1973: Capra Black (Strata East) 
1974: Jon & Billy (Trio) with Jon Faddis 
1975: Black Saint (Black Saint) 
1977: Love on the Sudan (Denon) 
1977: Soran-Bushi, B.H. (Denon) 
1979: Knowledge of Self (Denon) 
1979: Trying to Make Heaven My Home (MPS) 
1979: Billy Harper Quintet in Europe (Soul Note) 
1979: The Awakening (Marge) 
1980: The Believer (Baystate) 
1989: Destiny Is Yours (Steeplechase) 
1991: Live on Tour in the Far East (Steeplechase) 
1991: Live on Tour in the Far East Vol. 2 (Steeplechase) 
1991: Live on Tour in the Far East Vol. 3 (Steeplechase) 
1993: Somalia (Evidence) 
1998: If Our Hearts Could Only See (DIW) 
2000: Soul of an Angel (Metropolitan) 
2009: Blueprints of Jazz Vol. 2 (Talking House) 
2013: The Roots of the Blues (Sunnyside) with Randy Weston 
As sideman 

With Art Blakey 

Live! vol. 1 (Everest, 1968) 
Moanin (LRC, 1968) 
With Charles Earland 

Intensity (Prestige, 1972) 
Charles III (Prestige, 1973) 

With Gil Evans 

Blues in Orbit (Enja, 1969–71) 
Where Flamingos Fly (Artists House, 1971) 
Svengali (Atlantic, 1973) 
The Gil Evans Orchestra Plays the Music of Jimi Hendrix (RCA, 1974) 
There Comes a Time (RCA, 1975) 
With Sonny Fortune 

Great Friends (Disques Black & Blue, 1986) 
With Bobbi Humphrey 

Flute In (Blue Note, 1971) 
With The Thad Jones/Mel Lewis Orchestra 

Consummation (Blue Note, 1970) 
Potpourri (Philadelphia International, 1974) 
Suite for Pops (Horizon/A&M, 1975) 
With Mark Masters Jazz Orchestra 

Priestess (Capri, 1990) 
With Grachan Moncur III 

Explorations (Capri, 6/30/2004) 
With Lee Morgan 

We Remember You (Fresh Sound, 1972) 
The Last Session (Blue Note, 1972) 
With Max Roach 

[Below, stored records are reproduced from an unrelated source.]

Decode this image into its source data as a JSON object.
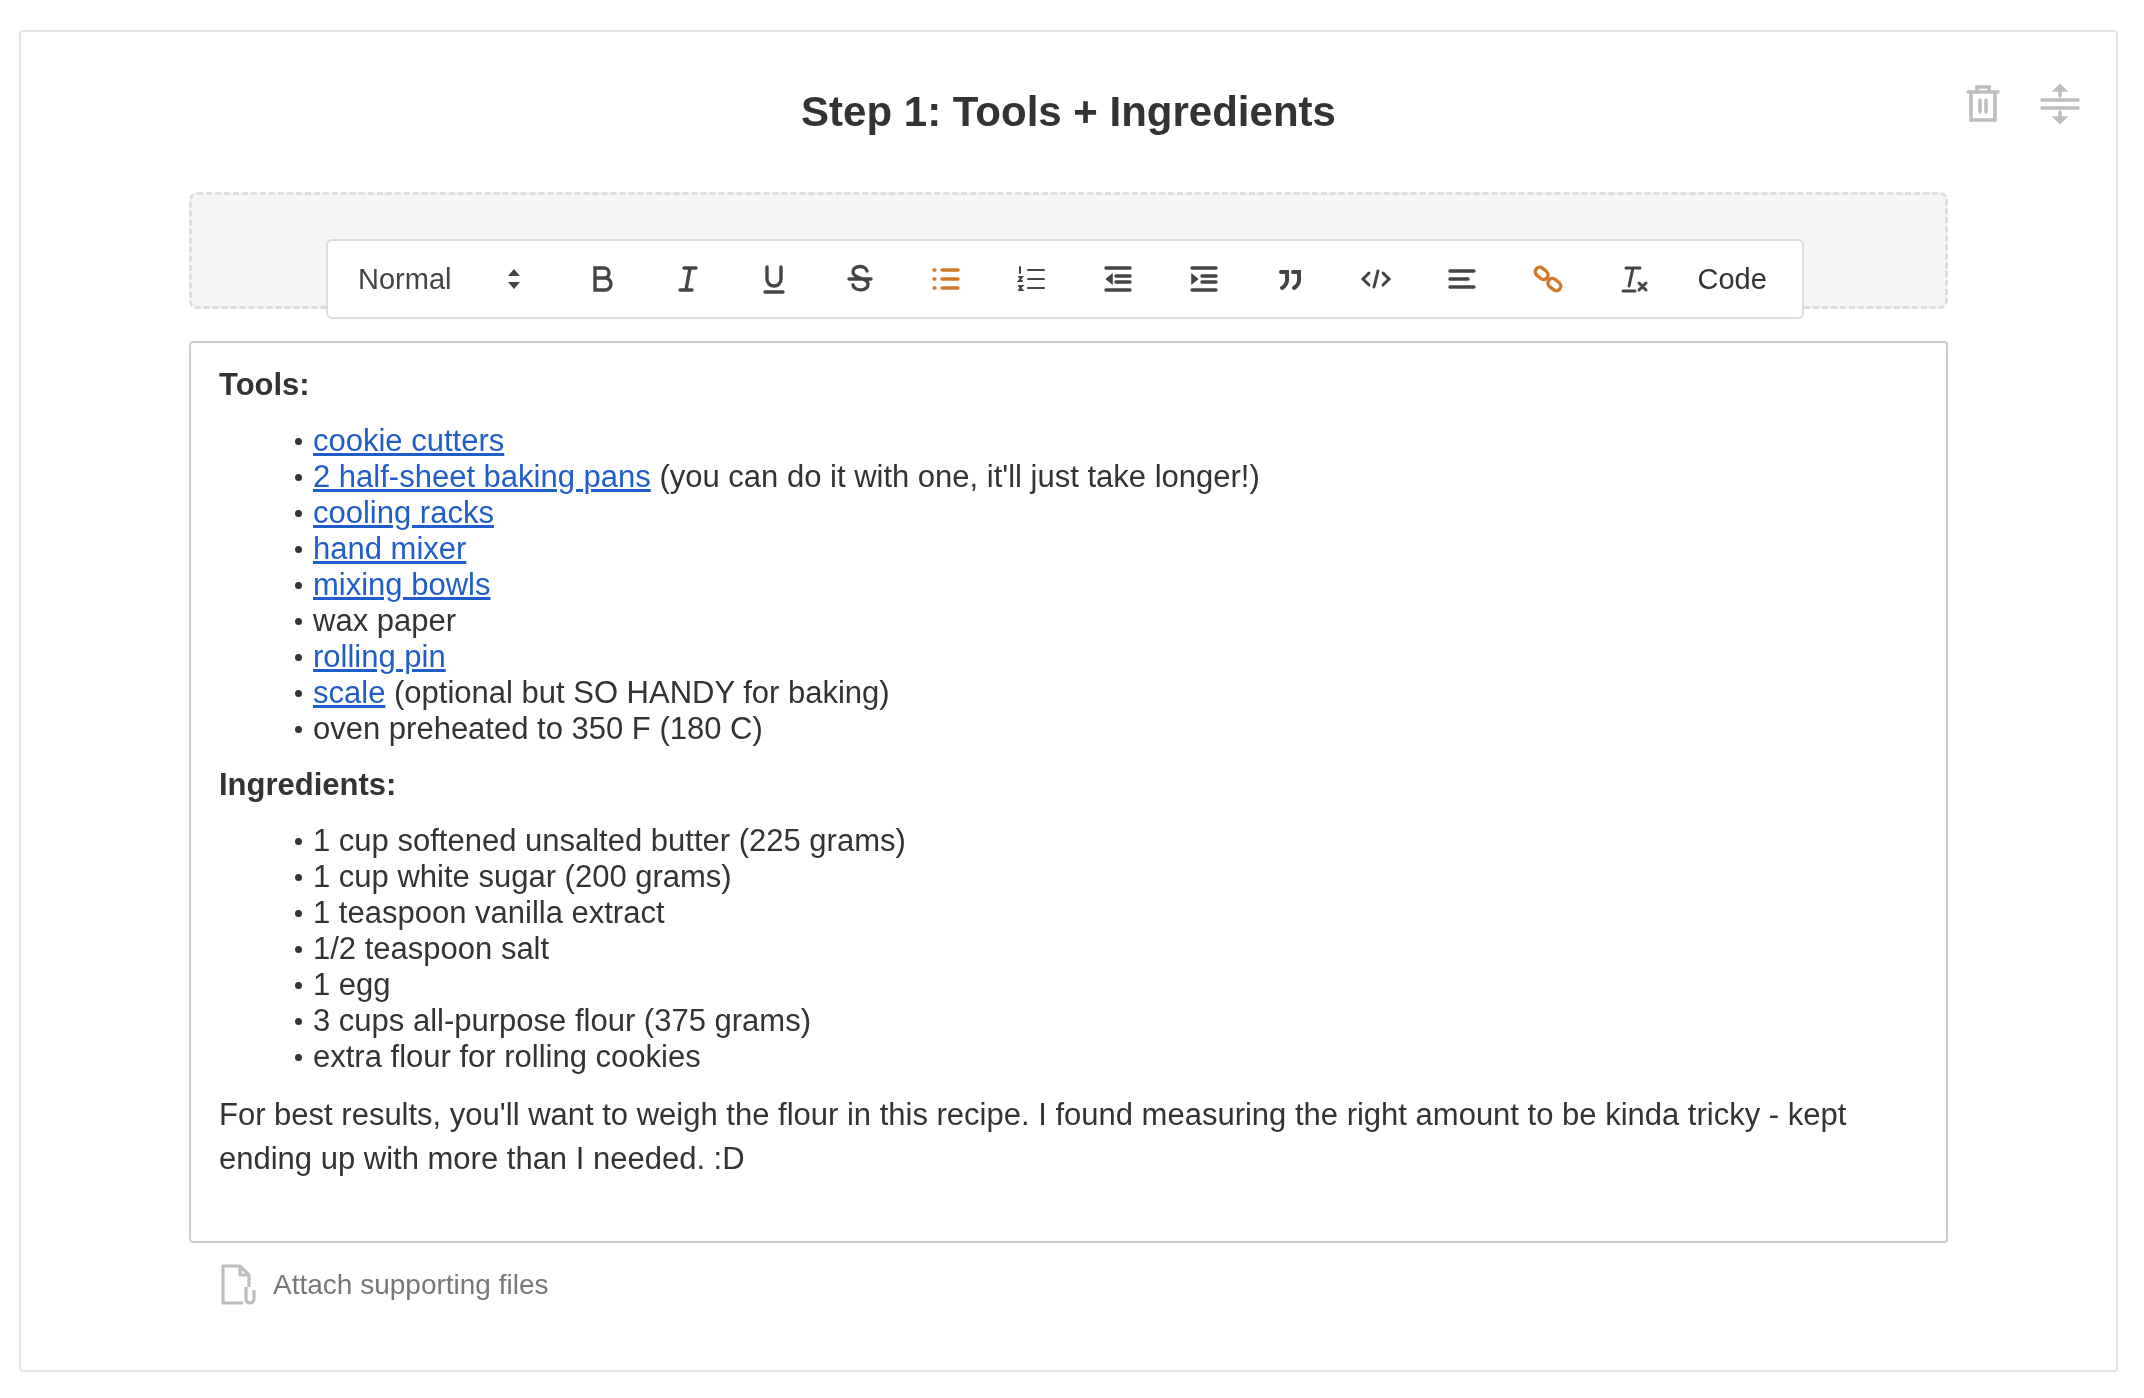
{
  "title": "Step 1: Tools + Ingredients",
  "toolbar": {
    "format": "Normal",
    "buttons": [
      {
        "kind": "bold",
        "active": false
      },
      {
        "kind": "italic",
        "active": false
      },
      {
        "kind": "underline",
        "active": false
      },
      {
        "kind": "strike",
        "active": false
      },
      {
        "kind": "bullet-list",
        "active": true
      },
      {
        "kind": "ordered-list",
        "active": false
      },
      {
        "kind": "outdent",
        "active": false
      },
      {
        "kind": "indent",
        "active": false
      },
      {
        "kind": "quote",
        "active": false
      },
      {
        "kind": "code-tag",
        "active": false
      },
      {
        "kind": "align",
        "active": false
      },
      {
        "kind": "link",
        "active": true
      },
      {
        "kind": "clear-format",
        "active": false
      }
    ],
    "code_button": "Code"
  },
  "content": [
    {
      "kind": "heading",
      "text": "Tools:"
    },
    {
      "kind": "list",
      "items": [
        {
          "link": "cookie cutters"
        },
        {
          "link": "2 half-sheet baking pans",
          "text": " (you can do it with one, it'll just take longer!)"
        },
        {
          "link": "cooling racks"
        },
        {
          "link": "hand mixer"
        },
        {
          "link": "mixing bowls"
        },
        {
          "text": "wax paper"
        },
        {
          "link": "rolling pin"
        },
        {
          "link": "scale",
          "text": " (optional but SO HANDY for baking)"
        },
        {
          "text": "oven preheated to 350 F (180 C)"
        }
      ]
    },
    {
      "kind": "heading",
      "text": "Ingredients:"
    },
    {
      "kind": "list",
      "items": [
        {
          "text": "1 cup softened unsalted butter (225 grams)"
        },
        {
          "text": "1 cup white sugar (200 grams)"
        },
        {
          "text": "1 teaspoon vanilla extract"
        },
        {
          "text": "1/2 teaspoon salt"
        },
        {
          "text": "1 egg"
        },
        {
          "text": "3 cups all-purpose flour (375 grams)"
        },
        {
          "text": "extra flour for rolling cookies"
        }
      ]
    },
    {
      "kind": "paragraph",
      "text": "For best results, you'll want to weigh the flour in this recipe. I found measuring the right amount to be kinda tricky - kept ending up with more than I needed. :D"
    }
  ],
  "attach": "Attach supporting files"
}
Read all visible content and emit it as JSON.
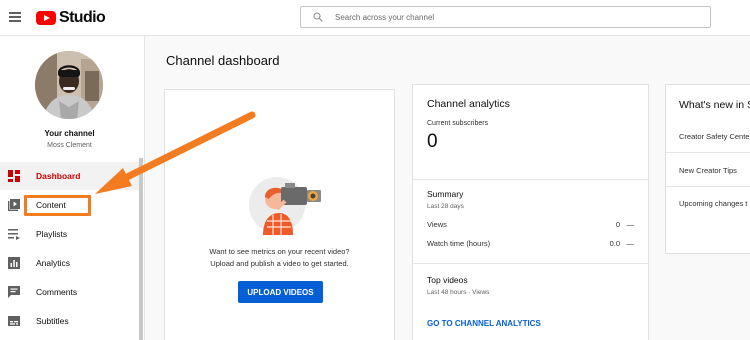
{
  "app": {
    "logo_text": "Studio",
    "brand_color": "#ff0000"
  },
  "header": {
    "search_placeholder": "Search across your channel"
  },
  "sidebar": {
    "channel_title": "Your channel",
    "channel_name": "Moss Clement",
    "items": [
      {
        "label": "Dashboard",
        "icon": "dashboard-icon",
        "active": true
      },
      {
        "label": "Content",
        "icon": "content-icon"
      },
      {
        "label": "Playlists",
        "icon": "playlists-icon"
      },
      {
        "label": "Analytics",
        "icon": "analytics-icon"
      },
      {
        "label": "Comments",
        "icon": "comments-icon"
      },
      {
        "label": "Subtitles",
        "icon": "subtitles-icon"
      }
    ]
  },
  "main": {
    "page_title": "Channel dashboard",
    "upload_card": {
      "line1": "Want to see metrics on your recent video?",
      "line2": "Upload and publish a video to get started.",
      "button": "UPLOAD VIDEOS"
    },
    "analytics_card": {
      "title": "Channel analytics",
      "subscribers_label": "Current subscribers",
      "subscribers_value": "0",
      "summary_title": "Summary",
      "summary_period": "Last 28 days",
      "rows": [
        {
          "label": "Views",
          "value": "0",
          "delta": "—"
        },
        {
          "label": "Watch time (hours)",
          "value": "0.0",
          "delta": "—"
        }
      ],
      "top_videos_title": "Top videos",
      "top_videos_period": "Last 48 hours · Views",
      "link": "GO TO CHANNEL ANALYTICS"
    },
    "news_card": {
      "title": "What's new in S",
      "items": [
        "Creator Safety Cente",
        "New Creator Tips",
        "Upcoming changes t"
      ]
    }
  },
  "annotation": {
    "color": "#f47c20"
  }
}
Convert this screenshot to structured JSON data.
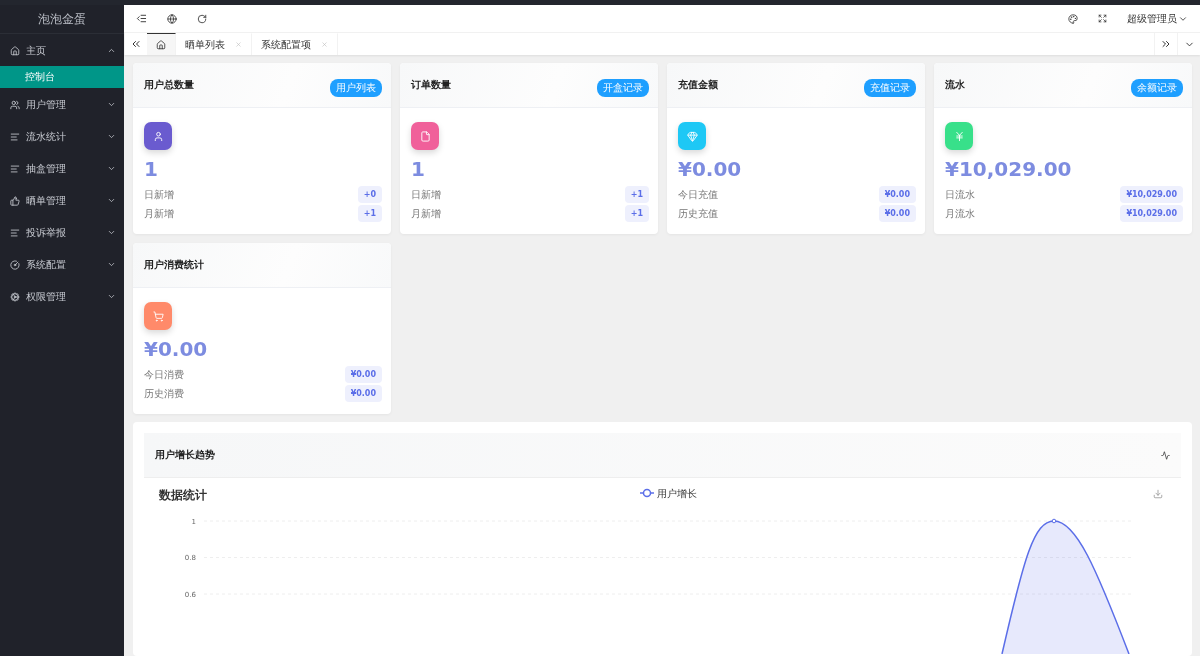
{
  "sidebar": {
    "title": "泡泡金蛋",
    "items": [
      {
        "label": "主页",
        "expanded": true,
        "children": [
          {
            "label": "控制台",
            "selected": true
          }
        ]
      },
      {
        "label": "用户管理",
        "expanded": false
      },
      {
        "label": "流水统计",
        "expanded": false
      },
      {
        "label": "抽盒管理",
        "expanded": false
      },
      {
        "label": "晒单管理",
        "expanded": false
      },
      {
        "label": "投诉举报",
        "expanded": false
      },
      {
        "label": "系统配置",
        "expanded": false
      },
      {
        "label": "权限管理",
        "expanded": false
      }
    ]
  },
  "header": {
    "user": "超级管理员"
  },
  "tabs": [
    {
      "kind": "home",
      "selected": true
    },
    {
      "kind": "page",
      "label": "晒单列表",
      "selected": false
    },
    {
      "kind": "page",
      "label": "系统配置项",
      "selected": false
    }
  ],
  "stat_cards": [
    {
      "title": "用户总数量",
      "button": "用户列表",
      "color": "#6a5bcf",
      "value": "1",
      "rows": [
        {
          "label": "日新增",
          "value": "+0"
        },
        {
          "label": "月新增",
          "value": "+1"
        }
      ]
    },
    {
      "title": "订单数量",
      "button": "开盒记录",
      "color": "#f0609a",
      "value": "1",
      "rows": [
        {
          "label": "日新增",
          "value": "+1"
        },
        {
          "label": "月新增",
          "value": "+1"
        }
      ]
    },
    {
      "title": "充值金额",
      "button": "充值记录",
      "color": "#1ec8f5",
      "value": "¥0.00",
      "rows": [
        {
          "label": "今日充值",
          "value": "¥0.00"
        },
        {
          "label": "历史充值",
          "value": "¥0.00"
        }
      ]
    },
    {
      "title": "流水",
      "button": "余额记录",
      "color": "#38e08a",
      "value": "¥10,029.00",
      "rows": [
        {
          "label": "日流水",
          "value": "¥10,029.00"
        },
        {
          "label": "月流水",
          "value": "¥10,029.00"
        }
      ]
    },
    {
      "title": "用户消费统计",
      "color": "#ff8a6a",
      "value": "¥0.00",
      "rows": [
        {
          "label": "今日消费",
          "value": "¥0.00"
        },
        {
          "label": "历史消费",
          "value": "¥0.00"
        }
      ]
    }
  ],
  "trend": {
    "title": "用户增长趋势",
    "chart_title": "数据统计",
    "legend": "用户增长",
    "y_labels": [
      "1",
      "0.8",
      "0.6"
    ]
  }
}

Lift Every Voice and Sing (Atlantic, 1971) 
Live in Tokyo vol.1 (Denon, 1977) 
Live in Tokyo vol.2 (Denon, 1977) 
The Loadstar (Horo, 1977) 
Live in Amsterdam (Baystate/RVC, 1977) 
Confirmation (Fluid, 1978) 
With Woody Shaw 

Love Dance (Muse, 1975) 
With Malachi Thompson 

47th Street (Delmark, 1996) 
Freebop Now! (Delmark, 1998) 
With Charles Tolliver 

With Love (Mosaic/Blue Note, 2006) 
Emperor March: Live at the Blue Note (Half Note, 2008) 
With McCoy Tyner 

Journey (Birdology, 1993) 
With Randy Weston 

Tanjah (Polydor, 1973) 
Carnival (Freedom, 1974) 
The Spirits of Our Ancestors (Antilles/Verve, 1991) 
Saga (Verve, 1995) 
The Roots of the Blues (Sunnyside, 2013) 


johnkatsmc5, welcome music..